General Motors now plans to replace all battery modules on Chevrolet Bolt electric vehicles covered by recall the company announced back in July.
The module replacements, which could start this month, follows GM’s announcement this week it was recalling 2017-2019 Bolt battery-powered cars for the second time in less than a year, according to Reuters.
Two recent fires involving affected Bolts were reported after the initial recall, including one vehicle that had updated software, the agency said.
GM said in a statement Monday it would replace recalled vehicles’ lithium-ion battery modules with new modules, rather than replacing entire battery packs. “The battery pack case, wiring and the other pack components are not defective and do not need replacing,” the statement said.
Earlier recall plan fails to solve problem
GM said earlier the high-voltage batteries being recalled were produced in South Korean battery manufacturer LG Chem’s facility in Ochang, South Korea.
The company disclosed July 23, along with LG Chem, it identified the presence of two manufacturing defects in the same battery cell as the root cause of battery fires in certain Bolt EVs. GM described the defects as “rare” by GM.
LG Energy Solutions, a wholly owned LG Chem battery subsidiary, said in a statement to Reuters it “will actively cooperate to ensure that the recall measures are carried out smoothly.”
Last month, GM disclosed it was taking an $800 million charge to cover the cost of the recall of the battery electric vehicles.
The recall of Bolt EVs comes as GM is preparing to ramp up a multi-billion-dollar investment that will put 30 new electric vehicles on the road by 2025. One of the first new models, the GMC Hummer EV, is scheduled to appear this fall. In addition, GM is now committed to building four new battery plants in the United States through a partnership with LG Chem, according to GM chairman Mary Barra.
GM’s not alone
GM isn’t the only automaker facing lithium-ion battery fires. Hyundai Motor Co., Ford Motor Co. and BMW AG have faced similar recalls in recent months.
In February, Hyundai recalled 82,000 battery-electric vehicles worldwide for lithium ion batteries that could catch fire. Vehicles affected include approximately 76,000 battery-electric Hyundai Kona EVs built between 2018 and 2020, with the rest consisting of Hyundai Ioniqs and city buses. Hyundai replaced the batteries rather than resolving the issue through software updates. The recall, which cost Hyundai $900 million, comes after at least 15 Konas reportedly caught fire.

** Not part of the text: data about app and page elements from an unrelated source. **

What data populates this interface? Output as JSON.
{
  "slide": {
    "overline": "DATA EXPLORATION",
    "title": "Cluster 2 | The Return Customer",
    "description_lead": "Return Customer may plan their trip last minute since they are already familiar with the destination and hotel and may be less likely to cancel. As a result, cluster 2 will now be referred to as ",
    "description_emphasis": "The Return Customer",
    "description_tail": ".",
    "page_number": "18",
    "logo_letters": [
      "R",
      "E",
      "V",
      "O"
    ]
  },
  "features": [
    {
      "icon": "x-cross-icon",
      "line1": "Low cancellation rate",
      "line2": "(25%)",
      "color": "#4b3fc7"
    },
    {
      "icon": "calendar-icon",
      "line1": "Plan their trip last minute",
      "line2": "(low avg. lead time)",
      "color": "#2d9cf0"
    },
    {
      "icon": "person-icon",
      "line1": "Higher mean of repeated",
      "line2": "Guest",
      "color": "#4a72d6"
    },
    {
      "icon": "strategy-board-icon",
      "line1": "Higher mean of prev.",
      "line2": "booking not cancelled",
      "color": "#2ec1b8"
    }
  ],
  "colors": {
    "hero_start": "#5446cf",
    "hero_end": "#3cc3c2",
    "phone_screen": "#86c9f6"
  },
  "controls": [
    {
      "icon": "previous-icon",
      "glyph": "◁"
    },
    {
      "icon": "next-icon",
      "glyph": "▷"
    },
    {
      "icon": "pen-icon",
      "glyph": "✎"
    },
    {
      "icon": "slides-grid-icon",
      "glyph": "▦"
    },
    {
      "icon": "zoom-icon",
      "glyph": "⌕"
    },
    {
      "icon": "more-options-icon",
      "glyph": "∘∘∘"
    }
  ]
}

LG Chem, which produces the cells, claims the automaker incorrectly applied recommendations about fast battery charging management. Hyundai advised vehicle owners to limit charging to 90% of the battery capacity until the cells can be replaced. Nevertheless, the battery supplier assumed 70% of the recall cost.